== EXERCISE GOAL ==
Scan the entries below, and for each line that includes the word "icon", make a copy.

DATA IN THIS EXERCISE section start

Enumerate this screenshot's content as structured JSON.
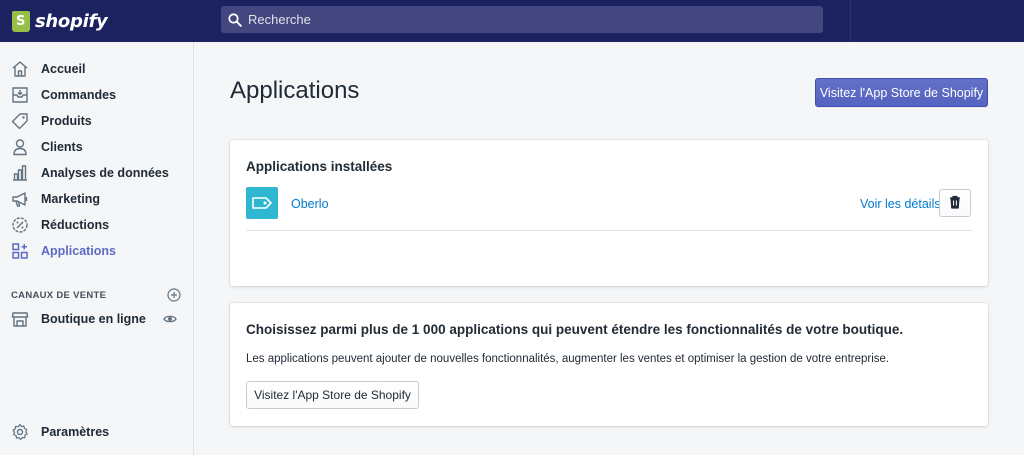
{
  "brand": {
    "name": "shopify",
    "color": "#95bf47"
  },
  "topbar": {
    "background": "#1c2260"
  },
  "search": {
    "placeholder": "Recherche",
    "icon": "search-icon"
  },
  "sidebar": {
    "items": [
      {
        "label": "Accueil",
        "icon": "home-icon"
      },
      {
        "label": "Commandes",
        "icon": "orders-icon"
      },
      {
        "label": "Produits",
        "icon": "tag-icon"
      },
      {
        "label": "Clients",
        "icon": "user-icon"
      },
      {
        "label": "Analyses de données",
        "icon": "bar-chart-icon"
      },
      {
        "label": "Marketing",
        "icon": "megaphone-icon"
      },
      {
        "label": "Réductions",
        "icon": "discount-icon"
      },
      {
        "label": "Applications",
        "icon": "apps-icon",
        "active": true
      }
    ],
    "section_title": "CANAUX DE VENTE",
    "channels": [
      {
        "label": "Boutique en ligne",
        "icon": "store-icon"
      }
    ],
    "settings_label": "Paramètres",
    "accent": "#5c6ac4"
  },
  "main": {
    "title": "Applications",
    "app_store_button": "Visitez l'App Store de Shopify",
    "installed": {
      "heading": "Applications installées",
      "apps": [
        {
          "name": "Oberlo",
          "details_link": "Voir les détails"
        }
      ]
    },
    "promo": {
      "heading": "Choisissez parmi plus de 1 000 applications qui peuvent étendre les fonctionnalités de votre boutique.",
      "text": "Les applications peuvent ajouter de nouvelles fonctionnalités, augmenter les ventes et optimiser la gestion de votre entreprise.",
      "button": "Visitez l'App Store de Shopify"
    }
  }
}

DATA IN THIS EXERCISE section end

== EXERCISE RESPONSE ==
    "icon": "search-icon"
        "icon": "home-icon"
        "icon": "orders-icon"
        "icon": "tag-icon"
        "icon": "user-icon"
        "icon": "bar-chart-icon"
        "icon": "megaphone-icon"
        "icon": "discount-icon"
        "icon": "apps-icon",
        "icon": "store-icon"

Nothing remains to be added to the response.